Ideas for an artwork can come out of the blue, while mowing the lawn, showering or even in dreams. “I keep a log of these dreams as well as sketches of possible sources of inspiration.”
Shara Wertz is an Arts Educator at Norview High School in Norfolk, VA. Shara primarily paints Hampton Roads landscapes en plein air. She is well recognized for her distinct impasto oil paint applications. Rough textures reflect color and light and highlight primary elements of her mostly daytime scenes. Expressionist painters (notably Van Gogh) was known for his use of impasto techniques to convey feelings and emotion. Using loose, immediate brush strokes and at times, her pallet knife, Shara consistently creates brilliantly resplendent compositions.
James Warwick Jones
James Warwick Jones is a realist painter who captures light, shadow, design and emotion in acrylics and watercolor, focusing on a range of subjects and often including ordinary things transformed by the artist’s eye.
Born in Hampton, VA he studied with Jack Whitney Clinton, Will Barnet, Walter Stuempfig and others at the Pennsylvania Academy of the Fine Arts and graduated from ODU with a BS in Secondary Art Education. After teaching over 47 years and working 36 years in curatorial and programming at the Peninusula Fine Art Center and Charles Taylor Visual Arts Center, he retired as gallery manager in 2018 and continues to teach painting classes at Charles Taylor. James has exhibited in more than 250 exhibitions and won over 200 awards. His work is represented in over 20 public and corporate collections including the Virginia Museum of Fine Arts, Phillip Morris, Portsmouth Museums, Wachovia Bank, CSX Corporation, and the Charles Taylor Visual Arts Center.
Julie Stanton has always been in love with the feeling she gets when she has the opportunity to meet another soul. “That must be why I am naturally drawn to expressionism. I care more about presence than likeness.”
“I make art because there is no other way of spending time that I feel more meaningful.” When Julie creates a portrait, and it transcends into the material world, it comes alive and she feels spiritually satisfied. These works are her progeny that she sends into the future, where she hopes that some part of her soul and the subjects soul will connect to others that see her work.
Theologian and philosopher, Rudolf Otto, convinced Julie that a spiritual realm exists by his explanation of the “numinous.” Julie feels the spiritual realm must be real, because “we are able to sense it in a way that is like no other perception or experience.”
With no formal training, Julie has mastered the ability of capturing emotion.
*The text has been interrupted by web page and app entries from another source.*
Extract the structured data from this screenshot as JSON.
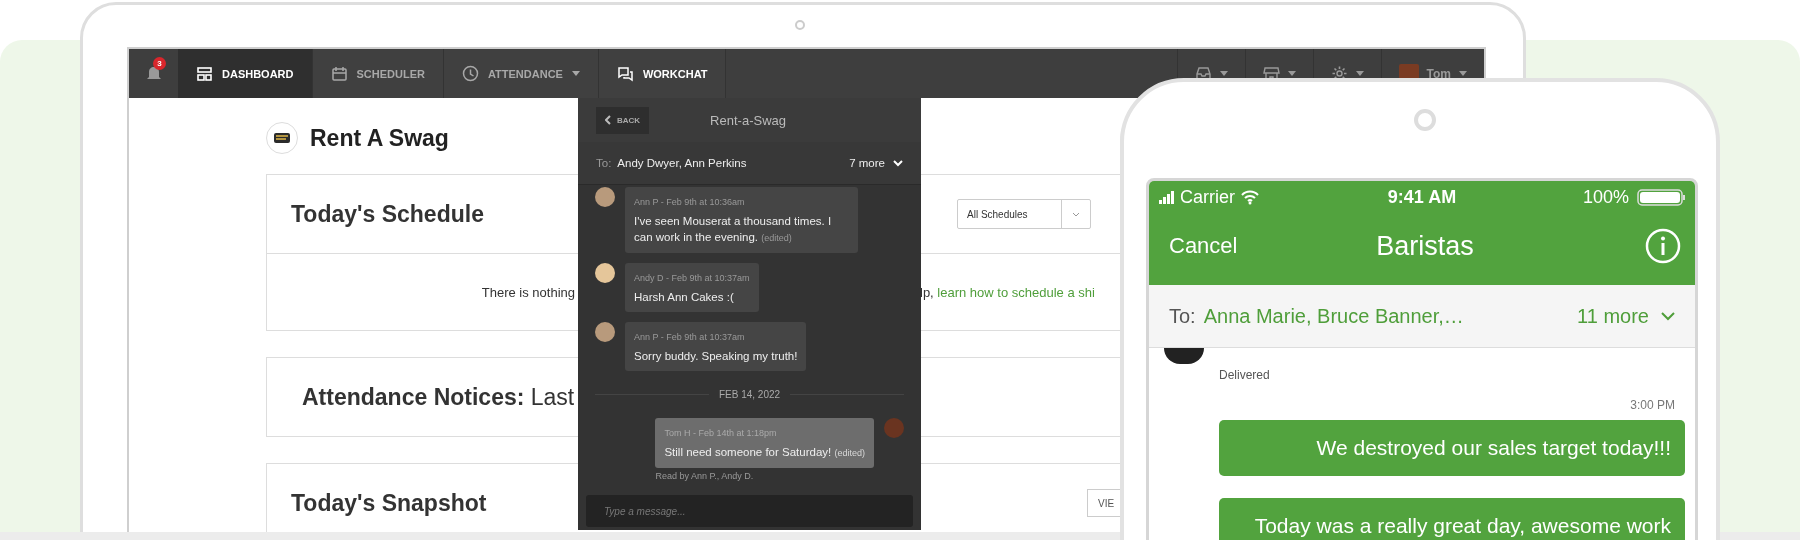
{
  "laptop": {
    "nav": {
      "notification_count": "3",
      "tabs": [
        {
          "label": "DASHBOARD",
          "selected": true,
          "open": false,
          "dropdown": false
        },
        {
          "label": "SCHEDULER",
          "selected": false,
          "open": false,
          "dropdown": false
        },
        {
          "label": "ATTENDANCE",
          "selected": false,
          "open": false,
          "dropdown": true
        },
        {
          "label": "WORKCHAT",
          "selected": false,
          "open": true,
          "dropdown": false
        }
      ],
      "menus": [
        {
          "kind": "inbox"
        },
        {
          "kind": "store"
        },
        {
          "kind": "gear"
        },
        {
          "kind": "user",
          "label": "Tom"
        }
      ]
    },
    "company": "Rent A Swag",
    "schedule_card": {
      "title": "Today's Schedule",
      "filter": "All Schedules",
      "empty_text": "There is nothing",
      "empty_text_end": "lp,",
      "link": "learn how to schedule a shi"
    },
    "attendance_card": {
      "title": "**Attendance Notices:** Last"
    },
    "snapshot_card": {
      "title": "Today's Snapshot",
      "button": "VIE"
    },
    "workchat": {
      "back": "BACK",
      "title": "Rent-a-Swag",
      "to_label": "To:",
      "recipients": "Andy Dwyer, Ann Perkins",
      "more": "7 more",
      "items": [
        {
          "kind": "message",
          "mine": false,
          "author": "Ann P - Feb 9th at 10:36am",
          "text": "I've seen Mouserat a thousand times. I can work in the evening.",
          "edited": "(edited)"
        },
        {
          "kind": "message",
          "mine": false,
          "author": "Andy D - Feb 9th at 10:37am",
          "text": "Harsh Ann Cakes :("
        },
        {
          "kind": "message",
          "mine": false,
          "author": "Ann P - Feb 9th at 10:37am",
          "text": "Sorry buddy. Speaking my truth!"
        },
        {
          "kind": "divider",
          "text": "FEB 14, 2022"
        },
        {
          "kind": "message",
          "mine": true,
          "author": "Tom H - Feb 14th at 1:18pm",
          "text": "Still need someone for Saturday!",
          "edited": "(edited)",
          "read": "Read by Ann P., Andy D."
        }
      ],
      "placeholder": "Type a message..."
    }
  },
  "phone": {
    "status": {
      "carrier": "Carrier",
      "time": "9:41 AM",
      "battery": "100%"
    },
    "nav": {
      "cancel": "Cancel",
      "title": "Baristas"
    },
    "to": {
      "label": "To:",
      "recipients": "Anna Marie, Bruce Banner,…",
      "more": "11 more"
    },
    "delivered": "Delivered",
    "time": "3:00 PM",
    "bubbles": [
      "We destroyed our sales target today!!!",
      "Today was a really great day, awesome work"
    ]
  }
}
Viewers are transformed into intimate moments in each of her drawings and paintings and often feel as though they too are part of the scene.
A 20 year US Navy Veteran, Julie has always been interested art and began to pursue it as a career about 5 years ago.
After a long hiatus, Katherine Nash returned to working in stained glass again for about the last three years. Due to being forced to live life at a slower pace than norm recently, Katherine has been able to see (and miss) the things that bring her joy and has tried to illustrate in the glass pieces created for this exhibition. Her series is focused on one of her biggest loves – the river. Designs are all based around places near and dear to her heart because she has built so many memories in and around and under them through kayaking. The last three and a half years have been filled with so much adventure, excitement and beauty that it’s been overwhelming for her at times. “I feel like the glass, when the light dances through it just right really reminds me of special moments on the water. I hope to effectively capture and share a little bit of that beauty in my work.”
A Hampton Roads native, Katherine spent much of her early years in Gatlinburg, TN and attributes her love of drawing and painting and anything else art related to time spent there near the Arrowmont School Arts and Crafts. Katherine is an interior designer in Norfolk, VA.